]. Both lithium and aluminium, which, as components of drugs, are also ingested, only have adverse effects in high concentrations. For example, Feyerabend et al. found that lithium and aluminium have toxic effects on perivascular cells at a concentration of about 1000 µM [37
]. El Rahman et al. were able to show the neuropathological effects of accumulated aluminium in terms of Alzheimer’s disease in a rat model [38
]. However, the implanted magnesium scaffold in this study did not have a sufficiently toxic amount of lithium nor aluminium. Magnesium hydroxide, the main degradation product of the magnesium alloy LA63, first forms at the surface of the magnesium structure before it dissolves inside the tissue. Janning et al. confirmed, however, that the solubility of this compound is exceptionally low. Thus, there is also only a very slow precipitation in tissues with resulting biologically well-tolerated concentrations [39
]. A cellular granulation tissue as part of the foreign body response to the implanted magnesium, as seen in our study, additionally reduced a possible toxic effect of the metallic implant or its degradation products by forming a barrier against the surrounding tissues. Thus, the remnants of the magnesium structure or solid degradation products could not be detected macroscopically in the explanted hearts in this work.

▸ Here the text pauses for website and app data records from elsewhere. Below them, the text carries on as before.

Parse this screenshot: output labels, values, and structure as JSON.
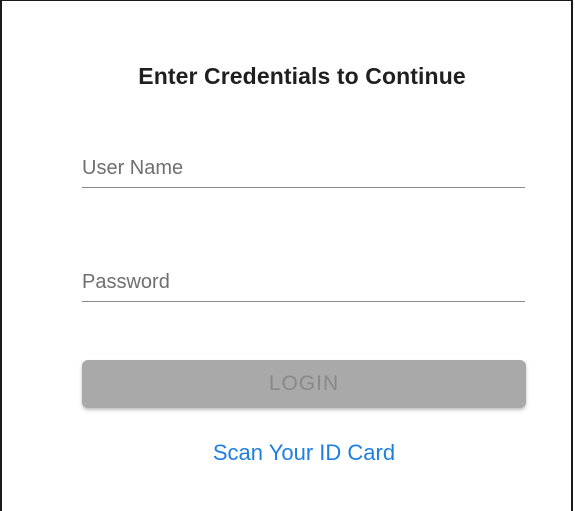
{
  "header": {
    "title": "Enter Credentials to Continue"
  },
  "form": {
    "username": {
      "value": "",
      "placeholder": "User Name"
    },
    "password": {
      "value": "",
      "placeholder": "Password"
    },
    "login_label": "LOGIN",
    "login_enabled": false,
    "scan_link_label": "Scan Your ID Card"
  },
  "colors": {
    "title": "#1f1f1f",
    "login_bg_disabled": "#a9a9a9",
    "login_text_disabled": "#898989",
    "link": "#1f7fe0",
    "underline": "#8a8a8a"
  }
}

Due to the number of animals used in this study, no statement of statistical significance can be made here. Merely the principle approach and the feasibility of this innovative method for the treatment of advanced heart failure can be shown in this pilot study. Besides this, the state of the stabilising scaffold after just a short period in the respective experimental groups is unknown, since μ-CT scans have to be performed on the explant. The computed tomography cannot enable a clear differentiation between the original magnesium alloy and the corrosion products. The swelling of the originally flat and rather angular arms of the meander pattern can be explained by degradation products, mainly magnesium hydroxide. Therefore, the calculated volumes of the residual magnesium structures may still be overestimated six months after implantation.